New partnership audit rules will allow real estate investors to continue using tiered partnership structures without the risk of a new entity-level tax on the partnership.
Proposed Treasury regulations published on Dec. 19 end the two-year uncertainty over whether new partnership audit rules would create a significant tax liability for investors in real estate partnerships. [ link to regulations ]
Proposed Treasury regulations published on Dec. 19 end the two-year uncertainty over whether new partnership audit rules would create a significant tax liability for investors in real estate partnerships. At issue was the question of whether the IRS could require partnerships to pay taxes that are appropriately owed by its individual partners. The tax code has long recognized that partnerships are "pass-through" entities, and that partners in partnerships are only subject to tax on their share of the partnership's income. But under the new partnership audit reform law, some argued that the IRS could impose an entity-level tax burden in certain cases.
The Treasury regulations clarify that tiered partnerships will be permitted to use the "push-out" method, in which a partnership is relieved of the entity-level tax after an audit as long as it timely transmits revised K-1 tax statements to its partners, including other partnerships. [link to regulations] [IRS Guidance on Partnership Audit Regime Eases Some Concerns, Accounting Today (Dec. 26, 2017)]
Real Estate Roundtable Tax Policy Advisory Committee (TPAC) Member Donald Susswein testified specifically on this issue on behalf of The Roundtable at a September IRS hearing. At the hearing, Susswein stated that, "the most urgent thing is that prospective investors know that they're only going to be subject to tax on their own tax liability, correctly determined." He further testified that, "In order to ensure that this new law does not create a hindrance on the economy, it is very important to reassure investors that there is going to be a push-out method for tiered partnerships. And that can be done now, in 2017, even if other aspects of the regulations are reserved." [Roundtable Weekly, Sept. 22, 2017)
Real Estate Roundtable Tax Policy Advisory Committee (TPAC) Member Donald Susswein, left, testified on behalf of The Roundtable about the new partnership audit rules at a Sept. 2017 IRS hearing.
Congress enacted new rules for auditing partnerships and collecting partnership tax adjustments in the Bipartisan Budget Act of 2015 (BBA). An early version of the legislation would have shifted partnership tax liability to the entity level and imposed joint and several liability on individual partners and the partnership for the full amount owed.
The Roundtable successfully argued, at the time, that entity level taxation of partnerships would disrupt capital formation and discourage business activity, ultimately hurting job creation and economic growth. The Roundtable was heavily involved in developing the final BBA approach, which allows partnerships to "push out" tax adjustments through partnerships to the appropriate partner. The legislation was silent, however, on how the rules would apply to tiered partnerships.
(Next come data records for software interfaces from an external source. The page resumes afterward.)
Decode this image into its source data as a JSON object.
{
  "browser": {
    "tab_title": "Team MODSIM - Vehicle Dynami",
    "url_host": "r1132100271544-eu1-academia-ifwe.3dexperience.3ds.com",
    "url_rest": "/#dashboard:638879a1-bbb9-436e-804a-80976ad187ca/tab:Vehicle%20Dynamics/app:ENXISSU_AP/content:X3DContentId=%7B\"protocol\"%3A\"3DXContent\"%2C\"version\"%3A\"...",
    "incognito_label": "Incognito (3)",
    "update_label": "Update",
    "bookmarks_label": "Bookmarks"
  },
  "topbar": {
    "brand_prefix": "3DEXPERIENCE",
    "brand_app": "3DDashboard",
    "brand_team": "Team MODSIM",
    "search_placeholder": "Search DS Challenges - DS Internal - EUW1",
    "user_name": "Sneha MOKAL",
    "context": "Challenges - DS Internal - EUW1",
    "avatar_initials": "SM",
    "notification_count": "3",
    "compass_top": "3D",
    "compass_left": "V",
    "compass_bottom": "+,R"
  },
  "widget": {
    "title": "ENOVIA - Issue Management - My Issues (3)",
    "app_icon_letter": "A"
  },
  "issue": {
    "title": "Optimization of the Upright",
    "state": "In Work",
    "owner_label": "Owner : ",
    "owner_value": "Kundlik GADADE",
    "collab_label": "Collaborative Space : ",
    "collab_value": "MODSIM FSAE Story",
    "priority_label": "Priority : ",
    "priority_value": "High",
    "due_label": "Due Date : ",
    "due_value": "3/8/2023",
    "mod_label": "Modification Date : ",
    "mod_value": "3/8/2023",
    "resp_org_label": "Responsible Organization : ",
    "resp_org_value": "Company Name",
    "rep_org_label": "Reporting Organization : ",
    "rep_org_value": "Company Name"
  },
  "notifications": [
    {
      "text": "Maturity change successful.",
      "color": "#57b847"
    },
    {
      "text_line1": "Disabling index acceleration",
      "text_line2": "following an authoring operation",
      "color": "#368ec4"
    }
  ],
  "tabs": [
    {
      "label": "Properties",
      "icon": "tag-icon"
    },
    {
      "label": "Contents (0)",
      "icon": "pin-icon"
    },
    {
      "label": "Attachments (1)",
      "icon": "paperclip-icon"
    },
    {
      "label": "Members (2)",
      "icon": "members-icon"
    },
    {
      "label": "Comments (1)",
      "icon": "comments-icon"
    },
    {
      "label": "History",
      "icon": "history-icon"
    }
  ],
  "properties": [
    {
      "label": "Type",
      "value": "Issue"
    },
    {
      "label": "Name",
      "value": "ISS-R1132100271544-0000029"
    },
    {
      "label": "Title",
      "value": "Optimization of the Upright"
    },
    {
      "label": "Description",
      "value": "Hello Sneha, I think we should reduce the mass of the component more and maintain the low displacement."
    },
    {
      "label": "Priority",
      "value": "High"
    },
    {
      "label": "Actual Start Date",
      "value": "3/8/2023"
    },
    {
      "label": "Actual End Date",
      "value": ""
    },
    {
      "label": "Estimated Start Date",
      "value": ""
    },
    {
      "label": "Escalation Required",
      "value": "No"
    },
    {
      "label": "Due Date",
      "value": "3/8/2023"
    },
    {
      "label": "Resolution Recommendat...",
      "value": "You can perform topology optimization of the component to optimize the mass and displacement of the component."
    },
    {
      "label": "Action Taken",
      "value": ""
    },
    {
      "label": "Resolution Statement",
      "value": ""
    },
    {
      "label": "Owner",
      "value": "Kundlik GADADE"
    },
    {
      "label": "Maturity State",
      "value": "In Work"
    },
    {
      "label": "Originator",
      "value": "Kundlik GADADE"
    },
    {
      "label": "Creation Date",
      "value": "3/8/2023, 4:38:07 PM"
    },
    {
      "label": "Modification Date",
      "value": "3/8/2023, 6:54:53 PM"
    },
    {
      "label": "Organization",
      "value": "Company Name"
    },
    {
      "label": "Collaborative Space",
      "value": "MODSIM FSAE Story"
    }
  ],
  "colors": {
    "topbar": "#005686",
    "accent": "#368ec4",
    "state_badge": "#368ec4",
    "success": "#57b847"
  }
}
Although enacted in late 2015, the new partnership audit rules will only take effect for audits of 2018 and later years. The audits themselves are unlikely to start until 2019 or 2020. Clarity on the application of the new rules for tiered partnerships is important, however, because of the impact on real estate investor decisions and partnership formations.